Cataracts are usually treated by surgery to remove the lens that is affected. In dogs, this is usually more successful before a cataract is completely mature as inflammation and damage to other structures in the eye are less likely. As with any procedure there can still be complications, such as inflammation causing uveitis post-operatively. Other treatment options include phacoelmulsification, where ultrasound is used to fragment cataracts and the lens fragments are then removed.

In young animals with cataracts at birth topical treatments can be used to try and help reduce the size of the cataract as the rest of the lens grows normally around it, enabling some vision to be regained.
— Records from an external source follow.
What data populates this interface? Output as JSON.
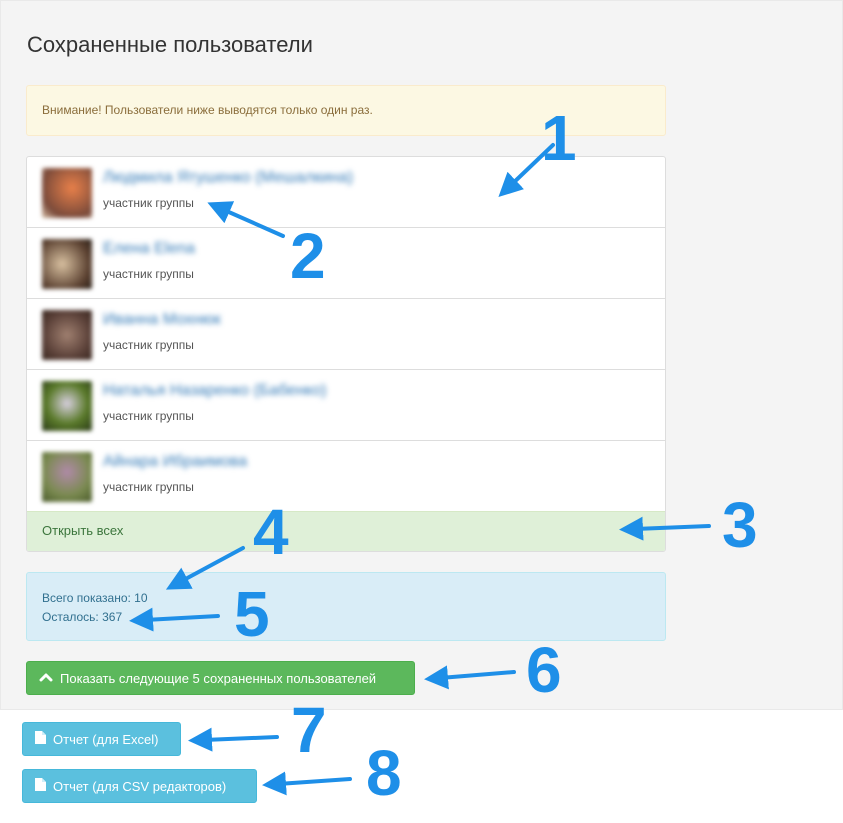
{
  "page": {
    "title": "Сохраненные пользователи"
  },
  "warning": {
    "text": "Внимание! Пользователи ниже выводятся только один раз."
  },
  "users": [
    {
      "name": "Людмила Ятушенко (Мешалкина)",
      "role": "участник группы",
      "avatar_color": "#c9703a"
    },
    {
      "name": "Елена Elena",
      "role": "участник группы",
      "avatar_color": "#8a6a4a"
    },
    {
      "name": "Иванна Мохнюк",
      "role": "участник группы",
      "avatar_color": "#6b5045"
    },
    {
      "name": "Наталья Назаренко (Бабенко)",
      "role": "участник группы",
      "avatar_color": "#4f6a2a"
    },
    {
      "name": "Айнара Ибраимова",
      "role": "участник группы",
      "avatar_color": "#7a8a4a"
    }
  ],
  "open_all": {
    "label": "Открыть всех"
  },
  "stats": {
    "shown": "Всего показано: 10",
    "remaining": "Осталось: 367"
  },
  "buttons": {
    "show_next": "Показать следующие 5 сохраненных пользователей",
    "report_excel": "Отчет (для Excel)",
    "report_csv": "Отчет (для CSV редакторов)"
  },
  "annotations": [
    "1",
    "2",
    "3",
    "4",
    "5",
    "6",
    "7",
    "8"
  ],
  "colors": {
    "annotation": "#1e8fe8",
    "success": "#5cb85c",
    "info": "#5bc0de",
    "link": "#337ab7"
  }
}
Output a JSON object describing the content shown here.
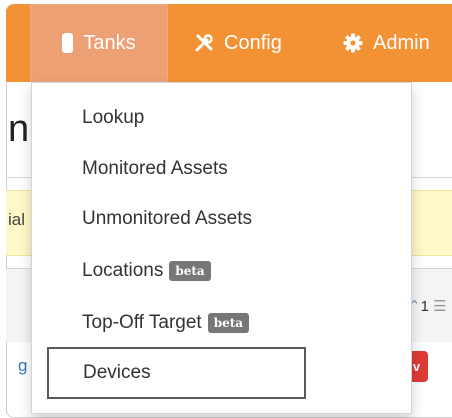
{
  "navbar": {
    "items": [
      {
        "label": "Tanks",
        "icon": "tank-icon",
        "active": true
      },
      {
        "label": "Config",
        "icon": "tools-icon"
      },
      {
        "label": "Admin",
        "icon": "gear-icon"
      }
    ]
  },
  "background": {
    "title_fragment": "n",
    "column_fragment": "ial",
    "sort_text": "1",
    "link_fragment": "g",
    "badge_fragment": "v"
  },
  "dropdown": {
    "items": [
      {
        "label": "Lookup"
      },
      {
        "label": "Monitored Assets"
      },
      {
        "label": "Unmonitored Assets"
      },
      {
        "label": "Locations",
        "badge": "beta"
      },
      {
        "label": "Top-Off Target",
        "badge": "beta"
      },
      {
        "label": "Devices",
        "focused": true
      }
    ]
  },
  "colors": {
    "navbar": "#f39234",
    "active_tab": "#eda074",
    "badge_beta": "#777777",
    "highlight_row": "#fff8c8",
    "status_badge": "#dd3b34",
    "link": "#3b72b8"
  }
}
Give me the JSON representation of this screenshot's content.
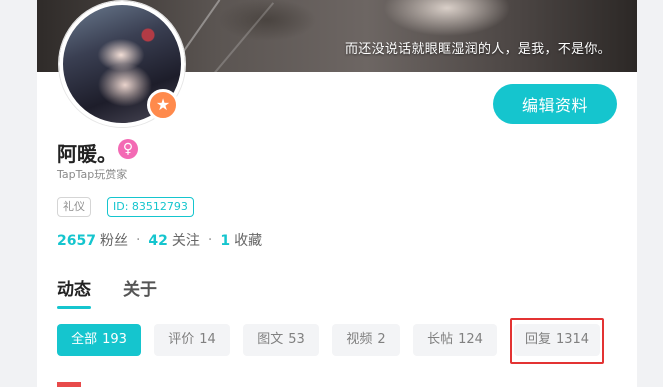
{
  "banner": {
    "quote": "而还没说话就眼眶湿润的人，是我，不是你。"
  },
  "profile": {
    "name": "阿暖。",
    "gender_symbol": "♀",
    "badge_symbol": "★",
    "subtitle": "TapTap玩赏家",
    "tags": {
      "etiquette": "礼仪",
      "id": "ID: 83512793"
    },
    "edit_button": "编辑资料"
  },
  "stats": {
    "fans_count": "2657",
    "fans_label": "粉丝",
    "following_count": "42",
    "following_label": "关注",
    "favorites_count": "1",
    "favorites_label": "收藏",
    "separator": "·"
  },
  "tabs": {
    "activity": "动态",
    "about": "关于"
  },
  "filters": {
    "all": {
      "label": "全部",
      "count": "193"
    },
    "review": {
      "label": "评价",
      "count": "14"
    },
    "image_text": {
      "label": "图文",
      "count": "53"
    },
    "video": {
      "label": "视频",
      "count": "2"
    },
    "long_post": {
      "label": "长帖",
      "count": "124"
    },
    "reply": {
      "label": "回复",
      "count": "1314"
    }
  },
  "colors": {
    "accent": "#15c5ce",
    "badge": "#ff8a4c",
    "gender": "#f36ab4",
    "highlight": "#e33333"
  }
}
The progression of the cataract often depends on its location and if a cataract is diagnosed it should be carefully monitored as some can mature very quickly, reducing the chances of success if surgery is chosen as a treatment option.

Preventing Cataracts in Dogs

Vet examining dog's eye

In the long term preventing cataracts in dogs is largely based around responsible breeding and participation in canine health schemes, such as the eye scheme in the UK run by the British Veterinary Association (BVA). Breeds with a known predisposition to developing cataracts should be examined regularly, including when they are older to try and identify and eliminate bloodlines where cataracts are transmitted genetically. Although many dogs that are tested are pure-breed dogs intended for breeding, any dog can be tested under the eye scheme.

In addition to responsible breeding it is also important to rule out and treat any other potential causes of cataracts such as metabolic causes, such as diabetes or inflammatory causes as soon as possible to reduce the likelihood of cataracts occurring and progressing.

The Importance of Testing for Cataracts and Responsible Breeding

As with all conditions with a genetic component responsible breeding is paramount to reducing their incidence in the canine population. It is well recognised that cataracts are often inherited so it is especially important that breeding dogs are tested regularly. As part of the eye scheme they will be awarded a certificate with the results of any tests. Any dogs with cataracts should not be used for breeding purposes.


  • British Veterinary Association (2016). Hereditary Eye Disease in Dogs.
  • Gelatt, K.N.(1998). Veterinary Ophthalmology. 3rd edn. Williams & Wilkins.
  • Merck and Co (2016). The Merck Veterinary Manuel (11th Edition).
  • Williams, D.L., Boydell, I.P. & Long, R.D. (1996). Current concepts in the management of canine cataract: a survey of techniques used by surgeons in Britain, Europe and the USA and a review of recent literature. Vet Rec: 138 (15), 347-53.